** Data records follows **

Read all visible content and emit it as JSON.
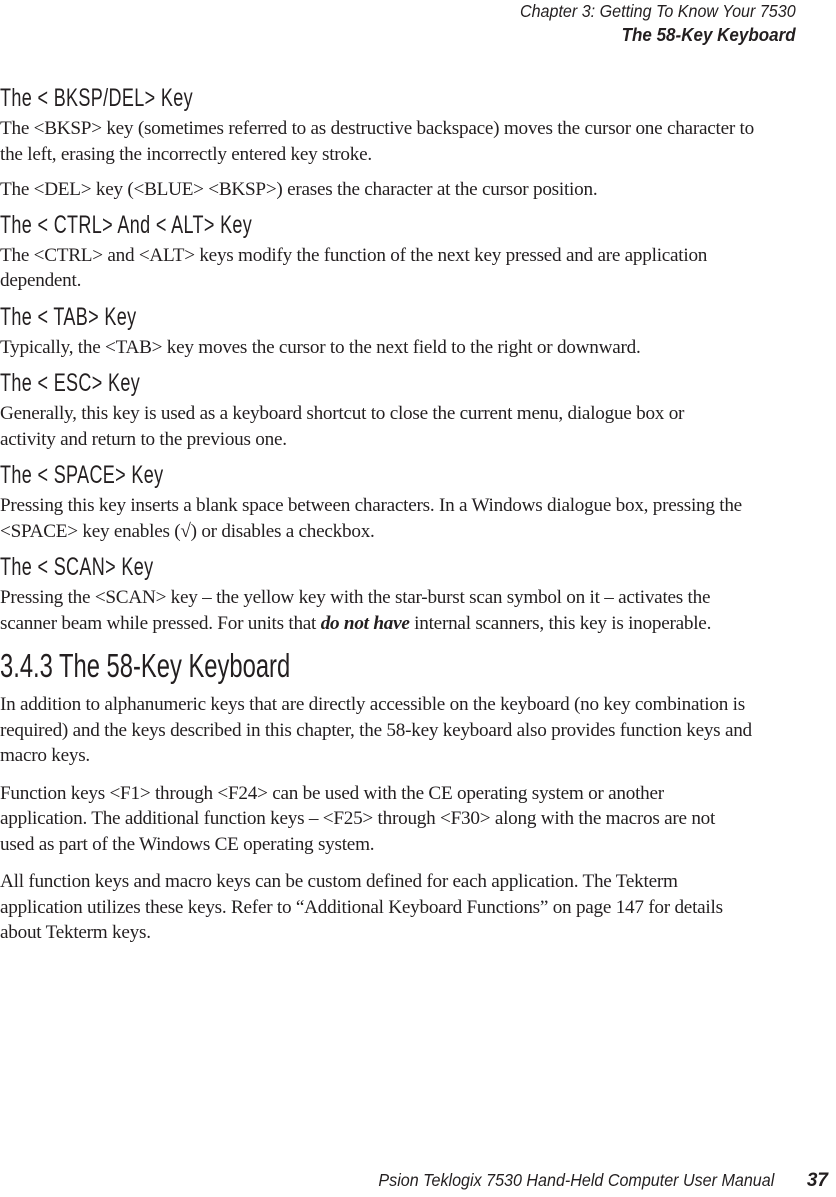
{
  "header": {
    "chapter": "Chapter  3:  Getting To Know Your 7530",
    "section": "The 58-Key Keyboard"
  },
  "sections": [
    {
      "heading": "The < BKSP/DEL>  Key",
      "paragraphs": [
        "The <BKSP> key (sometimes referred to as destructive backspace) moves the cursor one character to the left, erasing the incorrectly entered key stroke.",
        "The <DEL> key (<BLUE> <BKSP>) erases the character at the cursor position."
      ]
    },
    {
      "heading": "The < CTRL>  And < ALT>  Key",
      "paragraphs": [
        "The <CTRL> and <ALT> keys modify the function of the next key pressed and are application dependent."
      ]
    },
    {
      "heading": "The < TAB>  Key",
      "paragraphs": [
        "Typically, the <TAB> key moves the cursor to the next field to the right or downward."
      ]
    },
    {
      "heading": "The < ESC>  Key",
      "paragraphs": [
        "Generally, this key is used as a keyboard shortcut to close the current menu, dialogue box or activity and return to the previous one."
      ]
    },
    {
      "heading": "The < SPACE>  Key",
      "paragraphs": [
        "Pressing this key inserts a blank space between characters. In a Windows dialogue box, pressing the <SPACE> key enables (√) or disables a checkbox."
      ]
    },
    {
      "heading": "The < SCAN>  Key",
      "scan_paragraph": {
        "before": "Pressing the <SCAN> key – the yellow key with the star-burst scan symbol on it – activates the scanner beam while pressed. For units that ",
        "emphasis": "do not have",
        "after": " internal scanners, this key is inoperable."
      }
    }
  ],
  "subsection": {
    "heading": "3.4.3  The 58-Key Keyboard",
    "paragraphs": [
      "In addition to alphanumeric keys that are directly accessible on the keyboard (no key combination is required) and the keys described in this chapter, the 58-key keyboard also provides function keys and macro keys.",
      "Function keys <F1> through <F24> can be used with the CE operating system or another application. The additional function keys – <F25> through <F30> along with the macros are not used as part of the Windows CE operating system.",
      "All function keys and macro keys can be custom defined for each application. The Tekterm application utilizes these keys. Refer to “Additional Keyboard Functions” on page 147 for details about Tekterm keys."
    ]
  },
  "footer": {
    "manual_title": "Psion Teklogix 7530 Hand-Held Computer User Manual",
    "page_number": "37"
  }
}
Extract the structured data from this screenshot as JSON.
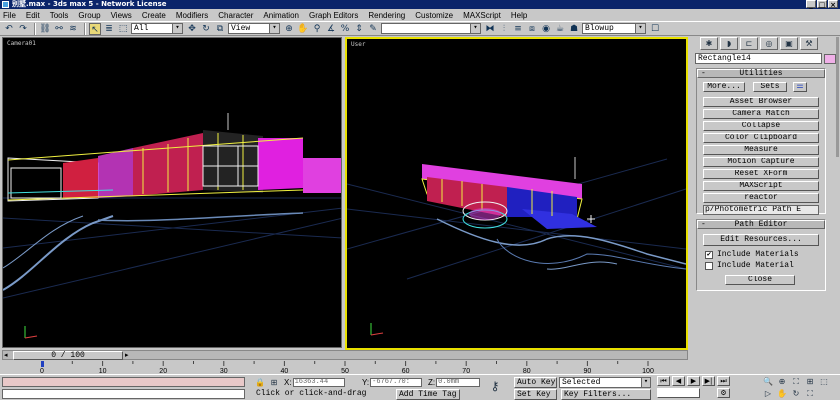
{
  "window": {
    "title": "别墅.max - 3ds max 5 - Network License"
  },
  "menu": [
    "File",
    "Edit",
    "Tools",
    "Group",
    "Views",
    "Create",
    "Modifiers",
    "Character",
    "Animation",
    "Graph Editors",
    "Rendering",
    "Customize",
    "MAXScript",
    "Help"
  ],
  "toolbar": {
    "selection_filter": "All",
    "reference_coord": "View",
    "named_selection": "",
    "render_type": "Blowup"
  },
  "viewports": {
    "left_label": "Camera01",
    "right_label": "User"
  },
  "command_panel": {
    "object_name": "Rectangle14",
    "object_color": "#f0b0e8",
    "utilities": {
      "header": "Utilities",
      "collapse_sign": "-",
      "more_label": "More...",
      "sets_label": "Sets",
      "buttons": [
        "Asset Browser",
        "Camera Match",
        "Collapse",
        "Color Clipboard",
        "Measure",
        "Motion Capture",
        "Reset XForm",
        "MAXScript",
        "reactor"
      ],
      "extra_field": "p/Photometric Path E"
    },
    "path_editor": {
      "header": "Path Editor",
      "collapse_sign": "-",
      "edit_resources_label": "Edit Resources...",
      "include_materials_label": "Include Materials",
      "include_materials_checked": true,
      "include_material_label": "Include Material",
      "include_material_checked": false,
      "close_label": "Close"
    }
  },
  "timeline": {
    "frame_display": "0 / 100",
    "current_frame": 0,
    "total_frames": 100,
    "ticks": [
      "0",
      "10",
      "20",
      "30",
      "40",
      "50",
      "60",
      "70",
      "80",
      "90",
      "100"
    ]
  },
  "status": {
    "x_label": "X:",
    "x_value": "16363.44",
    "y_label": "Y:",
    "y_value": "-6767.70:",
    "z_label": "Z:",
    "z_value": "0.0mm",
    "prompt": "Click or click-and-drag",
    "add_time_tag": "Add Time Tag",
    "auto_key": "Auto Key",
    "set_key": "Set Key",
    "key_mode": "Selected",
    "key_filters": "Key Filters..."
  }
}
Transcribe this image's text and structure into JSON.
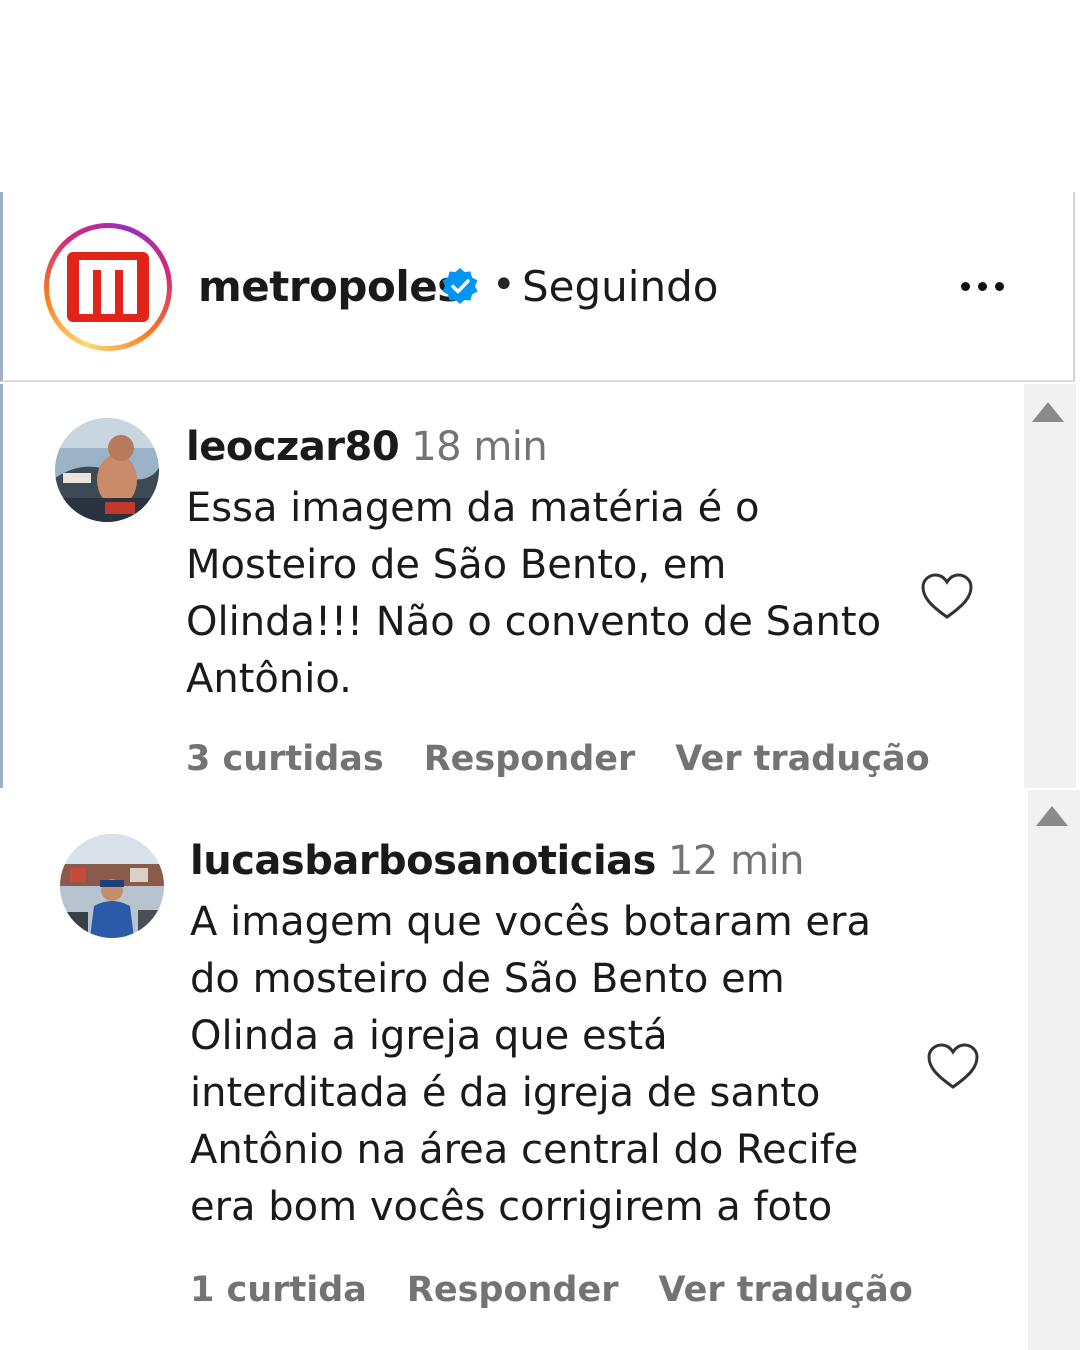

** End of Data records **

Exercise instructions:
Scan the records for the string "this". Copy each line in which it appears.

Answer for the task:
        "Generally, this key is used as a keyboard shortcut to close the current menu, dialogue box or activity and return to the previous one."
        "Pressing this key inserts a blank space between characters. In a Windows dialogue box, pressing the <SPACE> key enables (√) or disables a checkbox."
        "after": " internal scanners, this key is inoperable."
      "In addition to alphanumeric keys that are directly accessible on the keyboard (no key combination is required) and the keys described in this chapter, the 58-key keyboard also provides function keys and macro keys.",
Extract the structured data from this screenshot as JSON.
Transcribe this image's text and structure into JSON.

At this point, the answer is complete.